→ What to do:
Repeat the entries exactly, and do not carry the pictures over.

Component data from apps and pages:
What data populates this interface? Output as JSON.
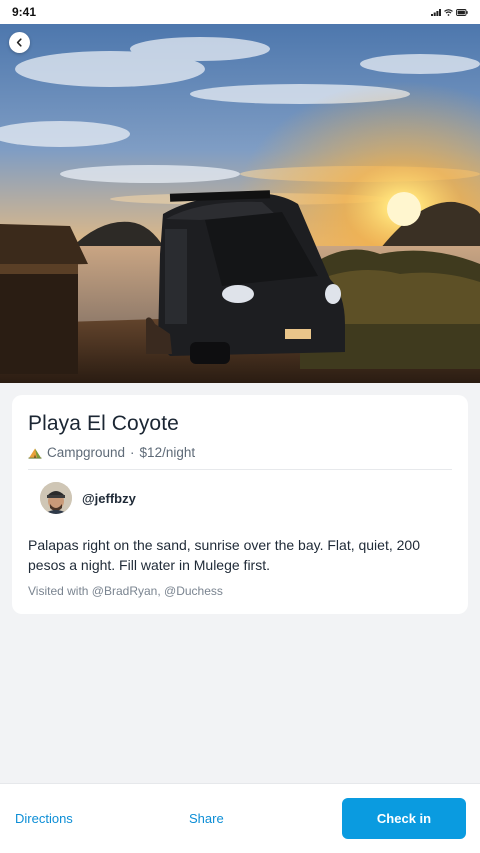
{
  "status_bar": {
    "time": "9:41",
    "icons": [
      "signal-icon",
      "wifi-icon",
      "battery-icon"
    ]
  },
  "hero": {
    "back_icon": "chevron-left-icon"
  },
  "place": {
    "title": "Playa El Coyote",
    "category_icon": "tent-icon",
    "category": "Campground",
    "separator": "·",
    "price": "$12/night"
  },
  "author": {
    "username": "@jeffbzy"
  },
  "review": {
    "text": "Palapas right on the sand, sunrise over the bay. Flat, quiet, 200 pesos a night. Fill water in Mulege first.",
    "visited_with": "Visited with @BradRyan, @Duchess"
  },
  "actions": {
    "directions": "Directions",
    "share": "Share",
    "check_in": "Check in"
  },
  "colors": {
    "accent": "#0a9be0",
    "link": "#0d8ed6",
    "background": "#f2f3f5"
  }
}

→ Answer section:
What data populates this interface? Output as JSON.
{
  "status_bar": {
    "time": "9:41",
    "icons": [
      "signal-icon",
      "wifi-icon",
      "battery-icon"
    ]
  },
  "hero": {
    "back_icon": "chevron-left-icon"
  },
  "place": {
    "title": "Playa El Coyote",
    "category_icon": "tent-icon",
    "category": "Campground",
    "separator": "·",
    "price": "$12/night"
  },
  "author": {
    "username": "@jeffbzy"
  },
  "review": {
    "text": "Palapas right on the sand, sunrise over the bay. Flat, quiet, 200 pesos a night. Fill water in Mulege first.",
    "visited_with": "Visited with @BradRyan, @Duchess"
  },
  "actions": {
    "directions": "Directions",
    "share": "Share",
    "check_in": "Check in"
  },
  "colors": {
    "accent": "#0a9be0",
    "link": "#0d8ed6",
    "background": "#f2f3f5"
  }
}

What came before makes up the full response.